At a lull in between, I took a small break to put together a quick DLE program to demonstrate how one masks an Image with a vector path, which I’ll discuss in a follow-up article.
Since the solution isn’t as exciting as you might think, I’m going to discuss the other ways that you can mask an image before revealing the solution and discussing it, because there are lots of ways to mask an image in PDF, so it’s a bit more interesting a topic than you might think.
If you search the PDF Specification (as I did just now) you will find that there are essentially two sections that discuss Masking: Section 8.9.6 Masked Images and section 11.6.5 Specifying Soft Masks, and neither discusses masking with vector paths.

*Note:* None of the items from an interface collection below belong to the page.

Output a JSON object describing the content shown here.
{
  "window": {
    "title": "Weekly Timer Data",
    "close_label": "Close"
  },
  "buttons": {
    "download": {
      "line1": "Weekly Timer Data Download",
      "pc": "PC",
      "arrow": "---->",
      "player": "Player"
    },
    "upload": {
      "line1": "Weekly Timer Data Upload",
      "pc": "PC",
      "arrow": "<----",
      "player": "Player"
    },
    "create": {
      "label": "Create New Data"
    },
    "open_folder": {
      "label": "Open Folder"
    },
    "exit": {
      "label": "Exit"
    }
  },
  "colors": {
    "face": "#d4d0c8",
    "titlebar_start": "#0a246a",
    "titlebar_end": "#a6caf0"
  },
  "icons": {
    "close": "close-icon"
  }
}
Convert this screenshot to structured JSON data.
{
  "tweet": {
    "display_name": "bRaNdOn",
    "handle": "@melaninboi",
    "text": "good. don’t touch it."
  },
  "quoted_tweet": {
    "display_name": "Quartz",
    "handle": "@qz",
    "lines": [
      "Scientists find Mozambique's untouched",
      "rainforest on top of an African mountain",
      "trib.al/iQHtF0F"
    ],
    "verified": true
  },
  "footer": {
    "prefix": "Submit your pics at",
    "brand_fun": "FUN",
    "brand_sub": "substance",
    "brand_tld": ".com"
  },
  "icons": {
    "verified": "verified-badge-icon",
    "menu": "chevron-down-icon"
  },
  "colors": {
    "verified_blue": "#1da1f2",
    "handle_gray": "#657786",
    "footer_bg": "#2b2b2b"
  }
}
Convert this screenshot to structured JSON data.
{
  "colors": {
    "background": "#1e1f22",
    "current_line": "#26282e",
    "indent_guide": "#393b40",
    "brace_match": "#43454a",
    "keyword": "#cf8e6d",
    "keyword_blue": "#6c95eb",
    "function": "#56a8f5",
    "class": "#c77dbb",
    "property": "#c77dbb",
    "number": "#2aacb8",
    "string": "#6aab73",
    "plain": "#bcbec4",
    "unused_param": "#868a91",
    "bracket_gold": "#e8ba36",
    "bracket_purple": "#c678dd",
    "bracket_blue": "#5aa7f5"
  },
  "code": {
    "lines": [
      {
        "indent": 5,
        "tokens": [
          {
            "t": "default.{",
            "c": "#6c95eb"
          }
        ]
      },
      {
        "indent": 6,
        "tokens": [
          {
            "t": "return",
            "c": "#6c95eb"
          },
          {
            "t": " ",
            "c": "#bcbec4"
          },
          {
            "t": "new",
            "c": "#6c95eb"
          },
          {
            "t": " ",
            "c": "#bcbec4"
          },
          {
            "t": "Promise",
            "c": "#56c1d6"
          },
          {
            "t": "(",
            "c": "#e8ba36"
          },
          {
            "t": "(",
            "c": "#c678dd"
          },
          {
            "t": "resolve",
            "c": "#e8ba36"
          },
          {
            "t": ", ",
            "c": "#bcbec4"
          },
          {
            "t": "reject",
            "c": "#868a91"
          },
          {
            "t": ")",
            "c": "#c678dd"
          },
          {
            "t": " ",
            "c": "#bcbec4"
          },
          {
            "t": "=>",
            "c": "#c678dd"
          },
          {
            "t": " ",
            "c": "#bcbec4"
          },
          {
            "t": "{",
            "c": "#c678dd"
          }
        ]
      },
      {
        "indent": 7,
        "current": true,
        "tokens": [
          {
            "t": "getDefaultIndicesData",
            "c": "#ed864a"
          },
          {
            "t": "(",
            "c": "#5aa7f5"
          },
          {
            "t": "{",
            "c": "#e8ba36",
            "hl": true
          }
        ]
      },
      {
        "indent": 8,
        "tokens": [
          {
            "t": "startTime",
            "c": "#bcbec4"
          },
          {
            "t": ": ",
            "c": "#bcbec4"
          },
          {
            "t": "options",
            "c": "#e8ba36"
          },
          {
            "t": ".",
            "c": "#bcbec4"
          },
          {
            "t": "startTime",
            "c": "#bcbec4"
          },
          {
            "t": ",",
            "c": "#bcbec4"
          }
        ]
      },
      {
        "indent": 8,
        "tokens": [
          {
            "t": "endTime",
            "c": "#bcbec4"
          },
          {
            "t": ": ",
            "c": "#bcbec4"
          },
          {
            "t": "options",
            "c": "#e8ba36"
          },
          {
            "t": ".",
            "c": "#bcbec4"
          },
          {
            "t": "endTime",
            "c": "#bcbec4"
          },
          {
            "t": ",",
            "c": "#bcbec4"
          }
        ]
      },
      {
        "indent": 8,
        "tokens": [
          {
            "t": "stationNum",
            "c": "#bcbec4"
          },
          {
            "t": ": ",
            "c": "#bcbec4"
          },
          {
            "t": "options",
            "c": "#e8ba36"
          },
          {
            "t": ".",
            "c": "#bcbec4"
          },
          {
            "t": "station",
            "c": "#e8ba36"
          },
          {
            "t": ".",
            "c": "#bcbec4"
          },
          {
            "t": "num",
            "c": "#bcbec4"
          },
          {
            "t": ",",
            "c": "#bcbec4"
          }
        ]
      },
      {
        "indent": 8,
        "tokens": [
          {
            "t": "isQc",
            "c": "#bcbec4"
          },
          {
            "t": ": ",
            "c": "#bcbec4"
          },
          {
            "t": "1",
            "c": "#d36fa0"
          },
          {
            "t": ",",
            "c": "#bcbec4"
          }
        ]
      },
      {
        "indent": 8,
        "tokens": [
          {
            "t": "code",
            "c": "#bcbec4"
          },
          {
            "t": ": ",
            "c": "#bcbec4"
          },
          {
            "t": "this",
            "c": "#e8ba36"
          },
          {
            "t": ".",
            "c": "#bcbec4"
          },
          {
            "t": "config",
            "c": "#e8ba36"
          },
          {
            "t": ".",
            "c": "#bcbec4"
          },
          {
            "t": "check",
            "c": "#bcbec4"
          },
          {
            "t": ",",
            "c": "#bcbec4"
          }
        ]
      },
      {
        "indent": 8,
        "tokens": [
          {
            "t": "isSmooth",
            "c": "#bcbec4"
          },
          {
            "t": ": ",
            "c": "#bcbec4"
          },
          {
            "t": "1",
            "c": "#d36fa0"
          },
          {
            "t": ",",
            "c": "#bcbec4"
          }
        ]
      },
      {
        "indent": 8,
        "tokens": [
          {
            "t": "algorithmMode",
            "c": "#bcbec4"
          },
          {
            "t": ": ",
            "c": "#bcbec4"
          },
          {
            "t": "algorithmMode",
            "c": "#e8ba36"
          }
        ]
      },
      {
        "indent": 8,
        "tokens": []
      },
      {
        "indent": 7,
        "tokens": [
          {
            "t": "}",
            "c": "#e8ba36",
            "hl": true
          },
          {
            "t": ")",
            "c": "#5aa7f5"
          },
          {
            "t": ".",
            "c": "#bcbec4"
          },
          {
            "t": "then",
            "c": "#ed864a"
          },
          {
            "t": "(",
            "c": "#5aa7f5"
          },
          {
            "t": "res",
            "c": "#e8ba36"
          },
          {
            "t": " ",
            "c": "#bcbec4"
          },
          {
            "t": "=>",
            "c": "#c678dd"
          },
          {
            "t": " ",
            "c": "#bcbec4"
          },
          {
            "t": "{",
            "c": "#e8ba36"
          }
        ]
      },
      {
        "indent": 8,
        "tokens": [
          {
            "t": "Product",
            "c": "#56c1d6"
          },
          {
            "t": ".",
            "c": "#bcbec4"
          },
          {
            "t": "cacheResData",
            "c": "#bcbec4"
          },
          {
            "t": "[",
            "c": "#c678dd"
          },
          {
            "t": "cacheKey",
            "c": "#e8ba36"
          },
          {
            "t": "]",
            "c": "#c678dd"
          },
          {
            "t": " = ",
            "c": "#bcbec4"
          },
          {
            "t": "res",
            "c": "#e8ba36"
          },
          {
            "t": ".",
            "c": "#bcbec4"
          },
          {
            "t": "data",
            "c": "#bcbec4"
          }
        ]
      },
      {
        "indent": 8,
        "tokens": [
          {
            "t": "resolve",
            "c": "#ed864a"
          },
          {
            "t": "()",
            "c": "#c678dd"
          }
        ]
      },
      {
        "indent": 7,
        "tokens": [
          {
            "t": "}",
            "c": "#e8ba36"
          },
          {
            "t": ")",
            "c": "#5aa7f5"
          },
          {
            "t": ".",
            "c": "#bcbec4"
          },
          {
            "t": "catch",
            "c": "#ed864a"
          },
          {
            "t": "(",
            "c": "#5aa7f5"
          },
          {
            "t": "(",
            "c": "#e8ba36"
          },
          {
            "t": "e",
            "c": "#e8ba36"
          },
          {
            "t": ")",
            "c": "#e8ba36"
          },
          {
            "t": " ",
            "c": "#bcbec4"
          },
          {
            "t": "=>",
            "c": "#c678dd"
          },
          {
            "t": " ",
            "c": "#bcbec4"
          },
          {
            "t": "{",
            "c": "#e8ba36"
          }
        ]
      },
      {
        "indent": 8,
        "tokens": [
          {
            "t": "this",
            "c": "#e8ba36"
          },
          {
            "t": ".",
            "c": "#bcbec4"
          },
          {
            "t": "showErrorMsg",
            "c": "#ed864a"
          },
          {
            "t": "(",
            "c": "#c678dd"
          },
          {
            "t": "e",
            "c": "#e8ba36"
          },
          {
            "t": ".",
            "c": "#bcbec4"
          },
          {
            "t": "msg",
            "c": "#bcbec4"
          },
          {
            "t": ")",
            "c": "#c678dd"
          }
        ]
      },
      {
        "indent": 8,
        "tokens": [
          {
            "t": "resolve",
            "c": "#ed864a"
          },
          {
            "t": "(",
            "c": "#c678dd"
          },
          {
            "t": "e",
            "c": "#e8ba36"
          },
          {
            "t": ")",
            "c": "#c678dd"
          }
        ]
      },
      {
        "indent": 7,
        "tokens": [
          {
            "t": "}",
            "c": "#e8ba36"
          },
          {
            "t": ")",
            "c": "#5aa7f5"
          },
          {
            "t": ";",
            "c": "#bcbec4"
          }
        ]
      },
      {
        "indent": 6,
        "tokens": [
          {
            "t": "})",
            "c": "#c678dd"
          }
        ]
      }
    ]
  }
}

Soft Masks are part of the chapter on transparency and come in two flavors: Images and dictionaries. If you are familiar with RGBA images, an image soft mask is essentially the Alpha (transparency) channel separated from the RGB image and made to stand-alone within the parent image XObject. Which is essentially what DLE does with PNG files that have RGBA images. SoftMask dictionaries, on the other hand, are part of the extended graphic state, and while they contain a Transparency Group Form XObject, which could contain a vector path, it’s not the mechanism that comes to mind as the ideal way to mask an image with a vector path.
Masked images come in three flavors; Stencil Masking, Explicit Masking, and Colour Key Masking. Explicit Masking is like an image soft mask except that the alpha channel pixel can only be all on or all off, so there’s no degree of transparency. Colour key masking is a bit like how transparency works in GIF files, where one of the indexed colors is designated as the transparency color, but colour key masking you can specify a range for each color component of the image; if all the components values fall within those ranges, then that pixel is masked (or not depending on the Decode parameter, but that’s the idea). Stencil Masking is like Explicit Masking, except that you have thrown away the primary image and are masking whatever is already in the background.
None of these variants allow for vector paths, so how do you mask with a vector path? Masking is the right concept, but the wrong term in this case because to mask an image with a vector path, you simply apply a clipping path to the image.
Or at least, that was the theory, and I needed some code to prove it. I decided to clip this image:
with a 17 point star created with the following code:
Appending the star to the exist clip path, which contains a rectangle around the entire image, required a slight alteration to how I created the star:
Mission accomplished: An image masked with a vector path.
The full code is here.